Future plans: A Furman signee, Martin said she will figure out her academic major later. “I’m just going with the flow,” she said. “I’m good at math. I just feel like, I’ll take some classes and figure it out.” Until it’s time to leave for school in August, Martin said she will likely work at a local country club and train — nearly six hours a day — for the rest of summer.
Daniela Nasser, So., Academy of the Holy Names: A repeat first-team selection, Nasser didn’t lose a match all season until the finals of the Class 2A No. 1 team singles division.
Caroline Lozo, So., Academy of the Holy Names: Pressed into duty as the Jaguars’ No. 1 player late in the season, Lozo proved to be worthy of the designation. She doubled as the region’s No. 1 team singles and No. 1 doubles champ and advanced to the final of No. 2 team singles.
Jacquelyn Fitz-Randolph, So., Carrollwood Day: A two-time first-teamer, Fitz-Randolph won the region and district championships and advanced to the semifinals of the state No. 1 team singles competition.
Rachael Adler, Sr., King: Won the region and district championships in individual singles and doubles competition.
Gabby Rodriguez, So., Plant: The other half of the Panthers’ undefeated state No. 1 doubles champ, Rodriguez was also the only girl from the county to claim a singles title, from the No. 3 team spot.
Erica Oosterhout, So., Plant
Sneha Satish, Fr., King
Savannah Ewing, Sr., Newsome
Monica Phipps, So., Plant
Andrea Valencia, So., Wharton
Carrollwood Day: Casey Brynjolfsson, Lauren Fitz-Randolph, Sarah Yaffe; Durant: Danielle Henner, Morgan Trask; Freedom: Maria Horvath; Holy Names: Grace Williams; Newsome: Alaina Ewing, Julia Staddon; Plant: Maria Salmon; Plant City: Lauren Michael; Steinbrenner: Kate Geshel, Masha Mischenko; Wharton: Kylie Paul
Coach of the year

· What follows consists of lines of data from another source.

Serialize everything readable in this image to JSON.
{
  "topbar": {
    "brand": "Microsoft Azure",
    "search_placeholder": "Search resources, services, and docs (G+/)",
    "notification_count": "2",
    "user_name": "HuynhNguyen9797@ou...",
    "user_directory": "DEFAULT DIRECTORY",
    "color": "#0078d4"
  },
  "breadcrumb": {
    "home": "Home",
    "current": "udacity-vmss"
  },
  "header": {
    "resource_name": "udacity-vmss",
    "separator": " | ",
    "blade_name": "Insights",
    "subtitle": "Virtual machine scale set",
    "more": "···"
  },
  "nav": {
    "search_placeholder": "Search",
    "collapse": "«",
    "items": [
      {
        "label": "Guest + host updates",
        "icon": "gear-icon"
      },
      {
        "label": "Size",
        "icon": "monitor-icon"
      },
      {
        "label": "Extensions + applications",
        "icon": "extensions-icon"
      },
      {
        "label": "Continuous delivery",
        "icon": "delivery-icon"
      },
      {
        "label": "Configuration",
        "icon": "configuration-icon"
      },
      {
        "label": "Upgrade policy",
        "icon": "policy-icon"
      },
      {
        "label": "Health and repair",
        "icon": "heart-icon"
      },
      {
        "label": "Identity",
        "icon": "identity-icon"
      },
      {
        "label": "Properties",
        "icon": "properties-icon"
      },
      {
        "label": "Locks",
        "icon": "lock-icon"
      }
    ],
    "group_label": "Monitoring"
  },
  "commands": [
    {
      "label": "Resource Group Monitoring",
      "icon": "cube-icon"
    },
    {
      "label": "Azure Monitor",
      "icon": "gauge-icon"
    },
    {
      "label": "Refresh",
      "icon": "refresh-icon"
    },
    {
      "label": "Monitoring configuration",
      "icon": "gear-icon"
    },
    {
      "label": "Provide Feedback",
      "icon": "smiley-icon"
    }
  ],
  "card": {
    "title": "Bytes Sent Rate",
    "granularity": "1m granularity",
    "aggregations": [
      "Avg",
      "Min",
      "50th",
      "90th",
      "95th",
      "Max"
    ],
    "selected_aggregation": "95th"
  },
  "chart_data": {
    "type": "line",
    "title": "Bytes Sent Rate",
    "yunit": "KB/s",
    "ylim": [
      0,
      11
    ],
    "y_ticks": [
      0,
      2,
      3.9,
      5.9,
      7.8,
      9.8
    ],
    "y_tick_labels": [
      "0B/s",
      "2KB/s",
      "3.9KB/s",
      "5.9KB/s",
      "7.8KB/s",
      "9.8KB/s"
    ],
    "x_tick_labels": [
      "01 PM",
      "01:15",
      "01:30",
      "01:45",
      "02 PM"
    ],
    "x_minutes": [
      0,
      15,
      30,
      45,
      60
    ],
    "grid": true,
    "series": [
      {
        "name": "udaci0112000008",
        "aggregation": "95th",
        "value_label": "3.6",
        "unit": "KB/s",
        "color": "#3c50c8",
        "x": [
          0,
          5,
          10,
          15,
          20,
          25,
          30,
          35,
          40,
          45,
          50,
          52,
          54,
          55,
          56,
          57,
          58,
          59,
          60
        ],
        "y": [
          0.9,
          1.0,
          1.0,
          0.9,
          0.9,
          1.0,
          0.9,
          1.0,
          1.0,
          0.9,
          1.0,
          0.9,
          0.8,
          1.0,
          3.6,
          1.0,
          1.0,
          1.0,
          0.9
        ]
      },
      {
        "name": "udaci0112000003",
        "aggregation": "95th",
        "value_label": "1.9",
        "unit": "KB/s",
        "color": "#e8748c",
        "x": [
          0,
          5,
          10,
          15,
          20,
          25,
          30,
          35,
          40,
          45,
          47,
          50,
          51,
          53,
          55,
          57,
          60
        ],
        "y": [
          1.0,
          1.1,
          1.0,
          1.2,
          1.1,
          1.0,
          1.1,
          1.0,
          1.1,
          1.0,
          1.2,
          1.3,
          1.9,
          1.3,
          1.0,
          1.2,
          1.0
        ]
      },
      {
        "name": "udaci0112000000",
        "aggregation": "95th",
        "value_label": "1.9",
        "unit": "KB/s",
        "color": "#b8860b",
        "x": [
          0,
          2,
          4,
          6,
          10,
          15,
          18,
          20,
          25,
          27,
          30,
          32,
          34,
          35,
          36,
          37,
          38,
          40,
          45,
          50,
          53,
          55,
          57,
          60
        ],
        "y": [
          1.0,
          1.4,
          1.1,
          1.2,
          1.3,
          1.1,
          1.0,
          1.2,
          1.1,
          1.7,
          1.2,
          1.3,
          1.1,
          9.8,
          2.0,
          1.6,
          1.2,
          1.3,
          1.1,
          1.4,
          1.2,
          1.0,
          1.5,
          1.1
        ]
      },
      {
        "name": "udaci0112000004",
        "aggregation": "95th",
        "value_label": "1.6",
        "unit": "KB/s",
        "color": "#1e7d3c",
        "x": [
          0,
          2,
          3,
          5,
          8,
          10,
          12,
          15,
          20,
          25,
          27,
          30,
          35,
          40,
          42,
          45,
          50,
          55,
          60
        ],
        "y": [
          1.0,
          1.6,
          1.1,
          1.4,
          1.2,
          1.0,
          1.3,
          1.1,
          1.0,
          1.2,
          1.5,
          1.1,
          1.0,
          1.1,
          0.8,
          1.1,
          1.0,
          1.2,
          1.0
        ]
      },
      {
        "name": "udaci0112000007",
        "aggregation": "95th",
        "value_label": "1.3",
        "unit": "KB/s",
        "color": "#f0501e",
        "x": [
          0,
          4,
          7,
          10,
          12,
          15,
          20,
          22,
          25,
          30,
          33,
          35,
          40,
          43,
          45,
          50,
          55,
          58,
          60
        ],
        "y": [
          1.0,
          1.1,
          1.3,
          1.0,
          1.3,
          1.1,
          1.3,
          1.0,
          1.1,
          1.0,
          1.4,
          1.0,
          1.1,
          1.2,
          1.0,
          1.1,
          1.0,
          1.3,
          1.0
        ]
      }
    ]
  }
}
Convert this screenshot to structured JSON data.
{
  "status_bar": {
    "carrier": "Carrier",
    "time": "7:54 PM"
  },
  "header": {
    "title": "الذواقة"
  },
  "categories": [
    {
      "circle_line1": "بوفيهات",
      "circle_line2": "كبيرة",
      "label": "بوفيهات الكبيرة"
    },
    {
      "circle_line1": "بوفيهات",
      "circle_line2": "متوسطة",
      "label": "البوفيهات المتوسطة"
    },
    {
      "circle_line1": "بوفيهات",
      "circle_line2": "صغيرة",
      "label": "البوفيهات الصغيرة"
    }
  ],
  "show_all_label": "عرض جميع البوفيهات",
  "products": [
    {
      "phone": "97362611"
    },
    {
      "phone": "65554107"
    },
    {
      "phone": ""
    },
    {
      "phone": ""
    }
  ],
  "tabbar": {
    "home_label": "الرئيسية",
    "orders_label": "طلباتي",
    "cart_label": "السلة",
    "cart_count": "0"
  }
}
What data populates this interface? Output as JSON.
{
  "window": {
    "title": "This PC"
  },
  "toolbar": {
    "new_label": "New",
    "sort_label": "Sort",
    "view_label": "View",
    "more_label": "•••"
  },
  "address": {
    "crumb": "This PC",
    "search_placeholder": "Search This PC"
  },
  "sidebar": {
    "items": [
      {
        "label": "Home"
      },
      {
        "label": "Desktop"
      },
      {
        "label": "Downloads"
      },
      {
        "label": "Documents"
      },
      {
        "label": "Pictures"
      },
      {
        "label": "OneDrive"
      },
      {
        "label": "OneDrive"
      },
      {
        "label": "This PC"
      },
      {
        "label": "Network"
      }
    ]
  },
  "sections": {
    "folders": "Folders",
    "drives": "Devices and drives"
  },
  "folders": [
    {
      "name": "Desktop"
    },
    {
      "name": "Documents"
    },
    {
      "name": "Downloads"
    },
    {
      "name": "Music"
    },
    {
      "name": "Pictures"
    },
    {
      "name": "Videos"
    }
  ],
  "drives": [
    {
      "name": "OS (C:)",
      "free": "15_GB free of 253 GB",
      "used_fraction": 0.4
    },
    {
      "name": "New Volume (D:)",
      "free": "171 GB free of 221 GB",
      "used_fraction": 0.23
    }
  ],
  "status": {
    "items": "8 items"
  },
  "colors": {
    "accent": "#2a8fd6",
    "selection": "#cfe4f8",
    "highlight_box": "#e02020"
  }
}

Margaret Drumsta, Plant: It was quite an encore for Drumsta, who again rallied her team for a second-day surge that ended with another state championship for the Panthers. She kept her team’s spirits high at the state tournament even when Plant's chances for repeat seemed particularly bleak.